My secondary data analyses support previous whistle-blowing research in relating supervisor status, greater importance placed on anonymity, greater organizational support for anonymous reporting, greater organizational protection for whistle-blowers and greater severity of observed misconduct to increased reporting. Contrary to what previous literature theorizes, I find more observed leader misconduct and in-group location of misconduct relate to increased reporting. With the exception of an expressed in-group preference, my qualitative analyses reinforce these findings and identify a peer-oriented culture and self-preservation as reasons why unethical conduct may go unreported. My interview data also reveal that participants prefer to report unethical conduct to a trusted leader, although the severity of such misconduct may moderate this preference.

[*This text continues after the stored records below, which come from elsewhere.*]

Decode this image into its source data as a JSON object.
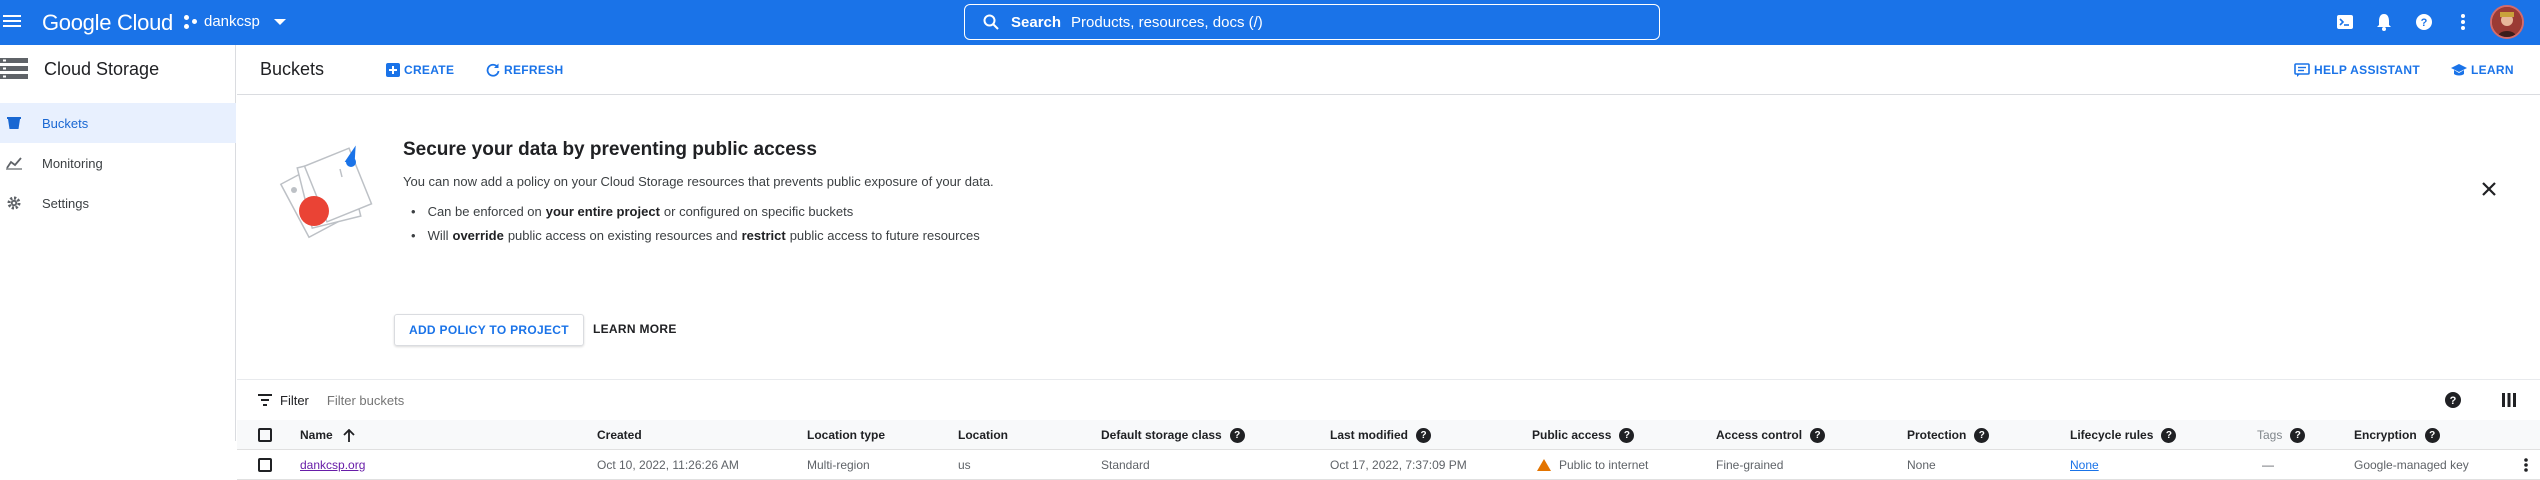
{
  "topbar": {
    "product": "Google Cloud",
    "project": "dankcsp",
    "search_label": "Search",
    "search_placeholder": "Products, resources, docs (/)"
  },
  "sidebar": {
    "title": "Cloud Storage",
    "items": [
      {
        "label": "Buckets",
        "icon": "bucket-icon",
        "active": true
      },
      {
        "label": "Monitoring",
        "icon": "chart-icon",
        "active": false
      },
      {
        "label": "Settings",
        "icon": "gear-icon",
        "active": false
      }
    ]
  },
  "header": {
    "title": "Buckets",
    "create": "CREATE",
    "refresh": "REFRESH",
    "help_assistant": "HELP ASSISTANT",
    "learn": "LEARN"
  },
  "banner": {
    "title": "Secure your data by preventing public access",
    "text": "You can now add a policy on your Cloud Storage resources that prevents public exposure of your data.",
    "bullet1_pre": "Can be enforced on",
    "bullet1_bold": "your entire project",
    "bullet1_post": "or configured on specific buckets",
    "bullet2_pre": "Will",
    "bullet2_bold1": "override",
    "bullet2_mid": "public access on existing resources and",
    "bullet2_bold2": "restrict",
    "bullet2_post": "public access to future resources",
    "add_policy": "ADD POLICY TO PROJECT",
    "learn_more": "LEARN MORE"
  },
  "filter": {
    "label": "Filter",
    "placeholder": "Filter buckets"
  },
  "table": {
    "columns": {
      "name": "Name",
      "created": "Created",
      "location_type": "Location type",
      "location": "Location",
      "storage_class": "Default storage class",
      "last_modified": "Last modified",
      "public_access": "Public access",
      "access_control": "Access control",
      "protection": "Protection",
      "lifecycle": "Lifecycle rules",
      "tags": "Tags",
      "encryption": "Encryption"
    },
    "rows": [
      {
        "name": "dankcsp.org",
        "created": "Oct 10, 2022, 11:26:26 AM",
        "location_type": "Multi-region",
        "location": "us",
        "storage_class": "Standard",
        "last_modified": "Oct 17, 2022, 7:37:09 PM",
        "public_access": "Public to internet",
        "access_control": "Fine-grained",
        "protection": "None",
        "lifecycle": "None",
        "tags": "—",
        "encryption": "Google-managed key"
      }
    ]
  },
  "colors": {
    "topbar": "#1a73e8",
    "accent": "#1a73e8",
    "warning": "#e37400",
    "link_visited": "#681da8"
  }
}
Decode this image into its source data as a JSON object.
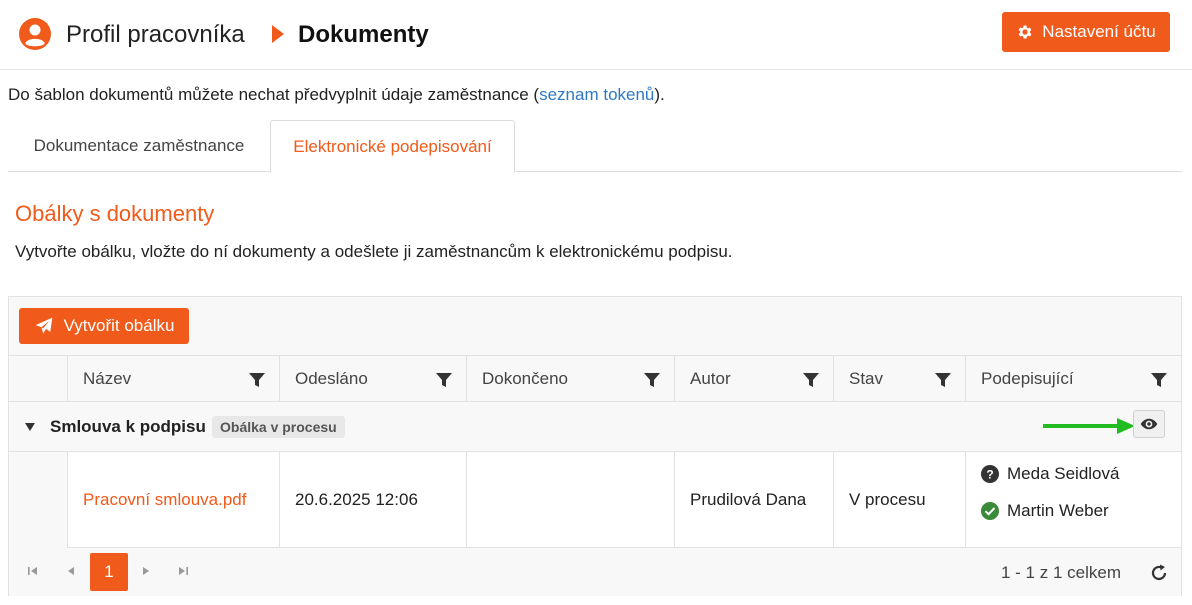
{
  "header": {
    "breadcrumb_profile": "Profil pracovníka",
    "breadcrumb_current": "Dokumenty",
    "settings_button": "Nastavení účtu"
  },
  "intro": {
    "text_before": "Do šablon dokumentů můžete nechat předvyplnit údaje zaměstnance (",
    "link": "seznam tokenů",
    "text_after": ")."
  },
  "tabs": [
    {
      "label": "Dokumentace zaměstnance",
      "active": false
    },
    {
      "label": "Elektronické podepisování",
      "active": true
    }
  ],
  "section": {
    "title": "Obálky s dokumenty",
    "description": "Vytvořte obálku, vložte do ní dokumenty a odešlete ji zaměstnancům k elektronickému podpisu."
  },
  "toolbar": {
    "create_button": "Vytvořit obálku"
  },
  "columns": [
    "Název",
    "Odesláno",
    "Dokončeno",
    "Autor",
    "Stav",
    "Podepisující"
  ],
  "group": {
    "title": "Smlouva k podpisu",
    "badge": "Obálka v procesu"
  },
  "rows": [
    {
      "name": "Pracovní smlouva.pdf",
      "sent": "20.6.2025 12:06",
      "completed": "",
      "author": "Prudilová Dana",
      "status": "V procesu",
      "signers": [
        {
          "name": "Meda Seidlová",
          "state": "pending",
          "icon": "question-circle-icon"
        },
        {
          "name": "Martin Weber",
          "state": "signed",
          "icon": "check-circle-icon"
        }
      ]
    }
  ],
  "pager": {
    "current_page": "1",
    "info": "1 - 1 z 1 celkem"
  },
  "colors": {
    "accent": "#f05a1a",
    "link": "#2f78c4",
    "pending": "#333333",
    "signed": "#3a8a3a",
    "annotation_arrow": "#22bb22"
  }
}
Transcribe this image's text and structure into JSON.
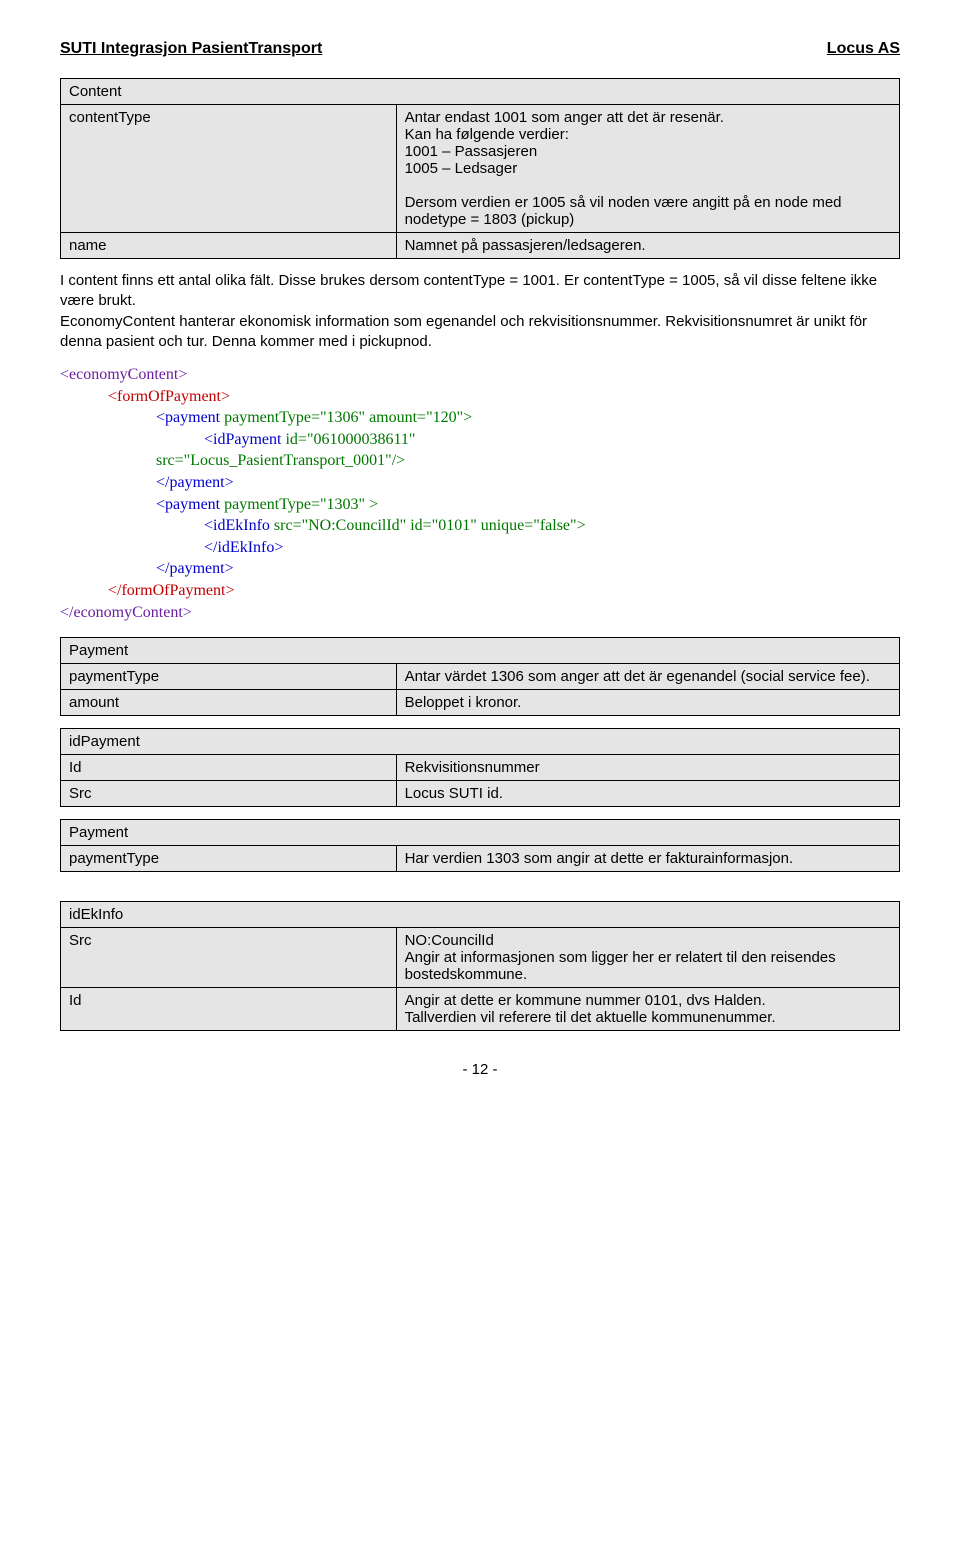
{
  "header": {
    "left": "SUTI Integrasjon PasientTransport",
    "right": "Locus AS"
  },
  "table_content": {
    "title": "Content",
    "row1_label": "contentType",
    "row1_value": "Antar endast 1001 som anger att det är resenär.\nKan ha følgende verdier:\n1001 – Passasjeren\n1005 – Ledsager\n\nDersom verdien er 1005 så vil noden være angitt på en node med nodetype = 1803 (pickup)",
    "row2_label": "name",
    "row2_value": "Namnet på passasjeren/ledsageren."
  },
  "para1": "I content finns ett antal olika fält. Disse brukes dersom contentType = 1001. Er contentType = 1005, så vil disse feltene ikke være brukt.\nEconomyContent hanterar ekonomisk information som egenandel och rekvisitionsnummer. Rekvisitionsnumret är unikt för denna pasient och tur. Denna kommer med i pickupnod.",
  "xml": {
    "l1": "<economyContent>",
    "l2": "<formOfPayment>",
    "l3a": "<payment",
    "l3b": " paymentType=\"1306\" amount=\"120\">",
    "l4a": "<idPayment",
    "l4b": " id=\"061000038611\"",
    "l5": "src=\"Locus_PasientTransport_0001\"/>",
    "l6": "</payment>",
    "l7a": "<payment",
    "l7b": " paymentType=\"1303\" >",
    "l8a": "<idEkInfo",
    "l8b": " src=\"NO:CouncilId\" id=\"0101\" unique=\"false\">",
    "l9": "</idEkInfo>",
    "l10": "</payment>",
    "l11": "</formOfPayment>",
    "l12": "</economyContent>"
  },
  "table_payment1": {
    "title": "Payment",
    "row1_label": "paymentType",
    "row1_value": "Antar värdet 1306 som anger att det är egenandel (social service fee).",
    "row2_label": "amount",
    "row2_value": "Beloppet i kronor."
  },
  "table_idpayment": {
    "title": "idPayment",
    "row1_label": "Id",
    "row1_value": "Rekvisitionsnummer",
    "row2_label": "Src",
    "row2_value": "Locus SUTI id."
  },
  "table_payment2": {
    "title": "Payment",
    "row1_label": "paymentType",
    "row1_value": "Har verdien 1303 som angir at dette er fakturainformasjon."
  },
  "table_idekinfo": {
    "title": "idEkInfo",
    "row1_label": "Src",
    "row1_value": "NO:CouncilId\nAngir at informasjonen som ligger her er relatert til den reisendes bostedskommune.",
    "row2_label": "Id",
    "row2_value": "Angir at dette er kommune nummer 0101, dvs Halden.\nTallverdien vil referere til det aktuelle kommunenummer."
  },
  "footer": "- 12 -"
}
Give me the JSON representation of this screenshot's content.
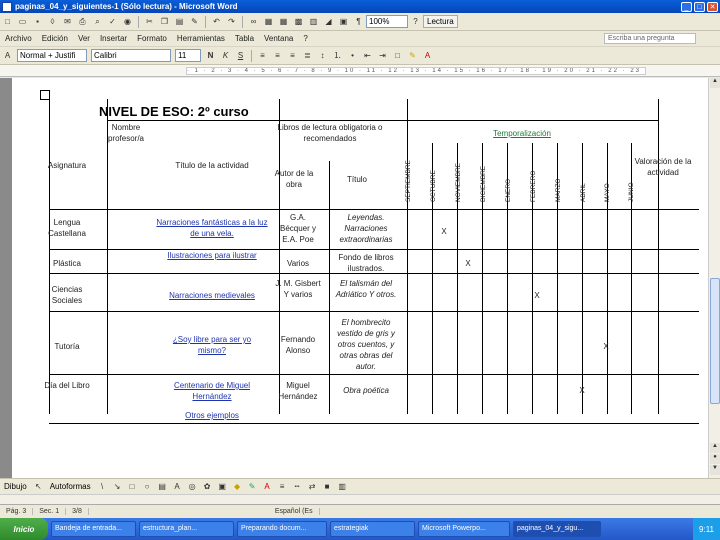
{
  "window": {
    "title": "paginas_04_y_siguientes-1 (Sólo lectura) - Microsoft Word",
    "zoom": "100%",
    "reading_button": "Lectura"
  },
  "menu": {
    "items": [
      "Archivo",
      "Edición",
      "Ver",
      "Insertar",
      "Formato",
      "Herramientas",
      "Tabla",
      "Ventana",
      "?"
    ],
    "ask_placeholder": "Escriba una pregunta"
  },
  "format": {
    "style": "Normal + Justifi",
    "font": "Calibri",
    "size": "11"
  },
  "document": {
    "heading": "NIVEL DE ESO: 2º curso",
    "headers": {
      "asignatura": "Asignatura",
      "nombre_profesor": "Nombre profesor/a",
      "titulo_actividad": "Título de la actividad",
      "libros": "Libros de lectura obligatoria o recomendados",
      "autor": "Autor de la obra",
      "titulo": "Título",
      "temporalizacion": "Temporalización",
      "valoracion": "Valoración de la actividad",
      "months": [
        "SEPTIEMBRE",
        "OCTUBRE",
        "NOVIEMBRE",
        "DICIEMBRE",
        "ENERO",
        "FEBRERO",
        "MARZO",
        "ABRIL",
        "MAYO",
        "JUNIO"
      ]
    },
    "rows": [
      {
        "asignatura": "Lengua Castellana",
        "actividad": "Narraciones fantásticas a la luz de una vela.",
        "autor": "G.A. Bécquer y E.A. Poe",
        "titulo": "Leyendas. Narraciones extraordinarias",
        "mark": "X",
        "month": 1
      },
      {
        "asignatura": "Plástica",
        "actividad": "Ilustraciones para ilustrar",
        "autor": "Varios",
        "titulo": "Fondo de libros ilustrados.",
        "mark": "X",
        "month": 2
      },
      {
        "asignatura": "Ciencias Sociales",
        "actividad": "Narraciones medievales",
        "autor": "J. M. Gisbert Y varios",
        "titulo": "El talismán del Adriático Y otros.",
        "mark": "X",
        "month": 5
      },
      {
        "asignatura": "Tutoría",
        "actividad": "¿Soy libre para ser yo mismo?",
        "autor": "Fernando Alonso",
        "titulo": "El hombrecito vestido de gris y otros cuentos, y otras obras del autor.",
        "mark": "X",
        "month": 8
      },
      {
        "asignatura": "Día del Libro",
        "actividad": "Centenario de Miguel Hernández",
        "actividad2": "Otros ejemplos",
        "autor": "Miguel Hernández",
        "titulo": "Obra poética",
        "mark": "X",
        "month": 7
      }
    ]
  },
  "drawbar": {
    "dibujo": "Dibujo",
    "autoformas": "Autoformas"
  },
  "status": {
    "page": "Pág. 3",
    "sec": "Sec. 1",
    "pages": "3/8",
    "lang": "Español (Es"
  },
  "taskbar": {
    "start": "Inicio",
    "tasks": [
      "Bandeja de entrada...",
      "estructura_plan...",
      "Preparando docum...",
      "estrategiak",
      "Microsoft Powerpo...",
      "paginas_04_y_sigu..."
    ],
    "clock": "9:11"
  }
}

My vignette analyses find greater trust in leaders is related to increased reporting only for non-supervisors, highlighting the additional importance trust plays for lower-status individuals. Also, good behavior by the leader accepting a report is related to increased reporting for all participants. My vignette data bolster previous findings, including relating a lesser orientation towards Machiavellianism to increased reporting, and find the severity of observed misconduct has the largest relative effect on the reporting outcome. Counter to my prediction, vignette participants are less likely to report unethical conduct perpetrated by a supervisor supporting the notion that fear of retaliation may factor into the reporting decision. By highlighting obstacles to reporting, I assist leaders in addressing such barriers possibly contributing to the identification and correction of unethical conduct. I conclude with implications for federal employees and all leaders seeking to increase the reporting of unethical conduct in their organizations.